- TASK STATEMENT
Take the entries below and return them unchanged.

- AVAILABLE DATA
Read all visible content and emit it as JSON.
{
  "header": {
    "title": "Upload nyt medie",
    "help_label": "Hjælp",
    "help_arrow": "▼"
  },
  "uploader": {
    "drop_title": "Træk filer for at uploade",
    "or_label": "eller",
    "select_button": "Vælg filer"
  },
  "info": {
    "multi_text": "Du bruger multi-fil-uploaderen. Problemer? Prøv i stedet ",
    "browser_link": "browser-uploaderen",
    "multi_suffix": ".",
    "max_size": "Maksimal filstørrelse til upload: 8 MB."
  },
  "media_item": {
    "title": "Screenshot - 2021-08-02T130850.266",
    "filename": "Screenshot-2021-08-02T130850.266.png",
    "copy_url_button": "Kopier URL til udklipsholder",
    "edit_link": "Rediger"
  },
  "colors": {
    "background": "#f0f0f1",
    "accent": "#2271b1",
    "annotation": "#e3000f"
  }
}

- SOLUTION FOR THIS TASK
Read all visible content and emit it as JSON.
{
  "header": {
    "title": "Upload nyt medie",
    "help_label": "Hjælp",
    "help_arrow": "▼"
  },
  "uploader": {
    "drop_title": "Træk filer for at uploade",
    "or_label": "eller",
    "select_button": "Vælg filer"
  },
  "info": {
    "multi_text": "Du bruger multi-fil-uploaderen. Problemer? Prøv i stedet ",
    "browser_link": "browser-uploaderen",
    "multi_suffix": ".",
    "max_size": "Maksimal filstørrelse til upload: 8 MB."
  },
  "media_item": {
    "title": "Screenshot - 2021-08-02T130850.266",
    "filename": "Screenshot-2021-08-02T130850.266.png",
    "copy_url_button": "Kopier URL til udklipsholder",
    "edit_link": "Rediger"
  },
  "colors": {
    "background": "#f0f0f1",
    "accent": "#2271b1",
    "annotation": "#e3000f"
  }
}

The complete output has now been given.